We went for a short hike on the weekend up Mt Takao. It’s easy to see why this got 3 stars in the Michellin Guide – there’s not many other major world cities where less than two hours on the train, and still technically within the city, you can find yourself walking up mountain trails. We went on Trail #6 which runs along a small stream, so it was wonderful to escape the summer heat if only for a short time (though not the humidity!).
Getting into the spirit of it (recently trail running has become popular):
The Seven Gods of Luck stand watch:
The start of the trail proper:
The mountain was a popular pilgrimmage site – devotees would stand under the waterfall and pray:
Ladies enjoying a day out:
The mountain is covered with old growth forest – amazing that it’s actually inside the City of Tokyo:
There are stepping stones up the middle of the stream:
Here are some photos from a hike we did to Mt Jinba, out near Mt Takao on the very western edge of Tokyo. The hike we did was from 小仏 (Kobotoke) to 陣馬山 (Mt Jinba), around 14 kilometers. Once you get to the top of the peak it’s quite a nice walk along the ridge between the two mountains (around 800m). It’s actually the border between Tokyo and Kanagawa Prefecture so you straddle the two as you walk.
Just outside Inuyama is a fascinating little theme-park, I guess you could call it, called Meiji Mura. It was opened back in 1965 with the aim of preserving buildings from the Meiji period (1868-1912), a period of rapid industrial development. Various buildings were collected from all around Japan and carefully restored on this site.
A still working post-office:
The old Tokyo Imperial Hotel designed by Frank Lloyd Wright:
Just north of Nagoya in Gifu Prefecture is the small town of Inuyama (lit. ‘Dog Mountain’). In summer the Kiso River features night Ukai cormorant fishing, where the birds dive down by flaming torch light, pick out the summer fish known as Ayu and then disgorge them onto a waiting boat.
On a hill overlooking the town is Inuyama Castle, one of the oldest surviving castles in Japan, constructed in 1537, and one of only twelve original castles to survive intact. It is also, I believe, the only privately-owned castle in Japan.

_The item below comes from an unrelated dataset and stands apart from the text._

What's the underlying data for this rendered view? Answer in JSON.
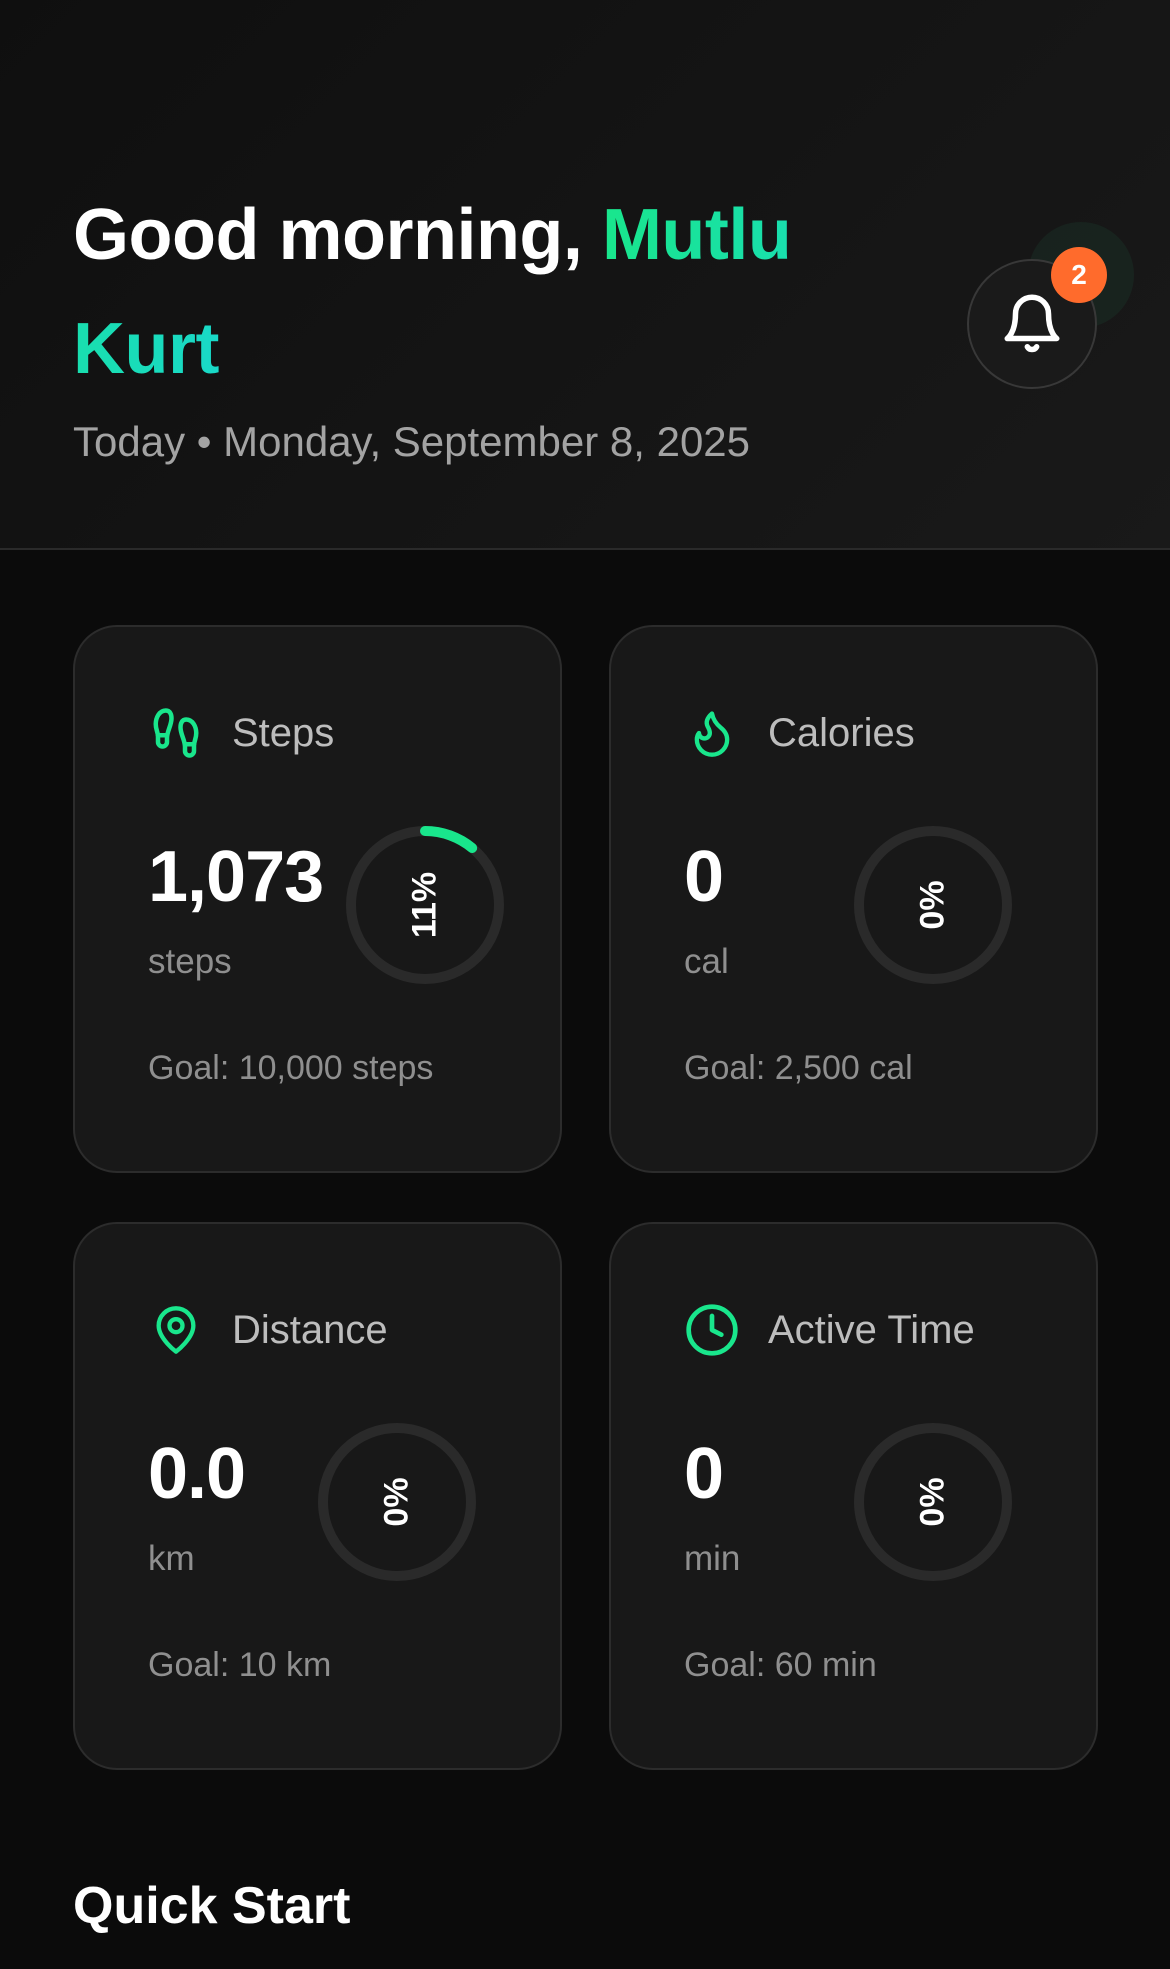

Taking the Tobu Line from Asakusa in Tokyo north towards Nikko, the train branches at Shimo-imaichi station – the left takes you to Nikko while the right goes to Kinugawa. Kinugawa is an onsen hotspring town that inevitably became over-developed during the Bubble years of the 1980’s/90’s. Now, twenty years later, it has settled down into a quiet getaway from the tourist-bustle of Nikko itself with wonderful onsens, some stunning autumn foliage (although we went in Summer!) and boat rides down the river.
The name, 鬼怒川 Kinugawa, means devil or ogre river, which of course is reminded to visitors with all the subtlety one might expect in an ogre:
The Kinugawa river runs through the centre of town and down out to the rock formations of the Ryuou-kyou Ravine, which you can take a boat ride down:
You can do that, but we decided to hike it down. Following the left bank along the river affords some spectacular views of the ravine:
After a while you pass a small shrine with a waterfall:
Further along there is a bridge that crosses the ravine (with a soba noodle shop on the other side!):
From there you can hike back to town along the opposite bank. The path is dotted with summer wildflowers and even the occasional wildlife. After that, it’s time to enjoy a rewarding soak in an outdoor onsen over-looking the river.